Gov. John Bel Edwards has signed a bill meant to protect schools from lawsuits if a teacher or student contracts COVID-19.
Critics said House Bill 59, the last one approved during June’s special session, leaves students and teachers vulnerable and might increase liability for the state.
Republican Rep. Buddy Mincey, a former Livingston Parish school board member, said he brought the bill at the urging of the state school board association. Though his legislation originally covered any infectious disease outbreak, he reluctantly agreed with an amendment to limit its scope to COVID-19.
The new law seeks to protect public and private schools, including colleges and universities, from civil lawsuits. Schools would only be liable if they violated their own policies, were “grossly negligent,” or guilty of “wanton or reckless misconduct.”
The change applies retroactively to March 11.
During debate in the state House of Representatives, several members said teachers in their districts objected to the bill, fearing it would weaken their protections when they are required to go back to campus. Democratic Rep. Gary Carter said the change favors the interests of schools and school boards over those of students.
But supporters said they didn’t want the fear of lawsuits and high insurance costs to be deciding factors in whether officials reopen a campus, adding that it would not jeopardize teachers’ rights under workers compensation insurance. Lawmakers this year also approved similar protections for businesses and government agencies.
The measure prohibits schools from adopting less restrictive policies than the Board of Elementary and Secondary Education. BESE and the supervisory boards of the state’s public colleges and universities are required to adopt policies based on U.S. Centers for Disease Control and Prevention guidelines.
Pulling BESE and the university boards into the legislation created more liability for the state, Rep. Ray Garofalo argued.

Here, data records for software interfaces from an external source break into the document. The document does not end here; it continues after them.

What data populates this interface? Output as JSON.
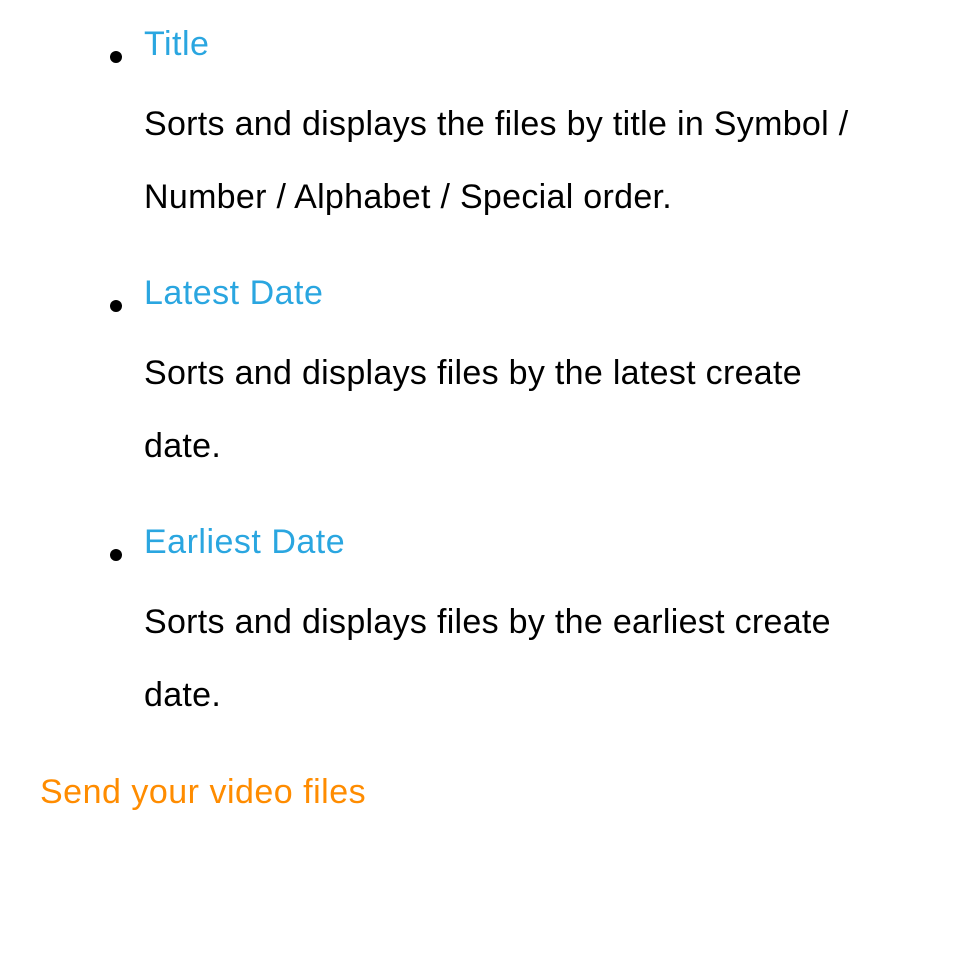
{
  "sort_options": [
    {
      "title": "Title",
      "description": "Sorts and displays the files by title in Symbol / Number / Alphabet / Special order."
    },
    {
      "title": "Latest Date",
      "description": "Sorts and displays files by the latest create date."
    },
    {
      "title": "Earliest Date",
      "description": "Sorts and displays files by the earliest create date."
    }
  ],
  "section_heading": "Send your video files"
}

He said the legislation approved during the regular session adequately covers schools.
“This opens up the state of Louisiana, BESE, [and] boards of supervisors to more litigation on this issue,” he said.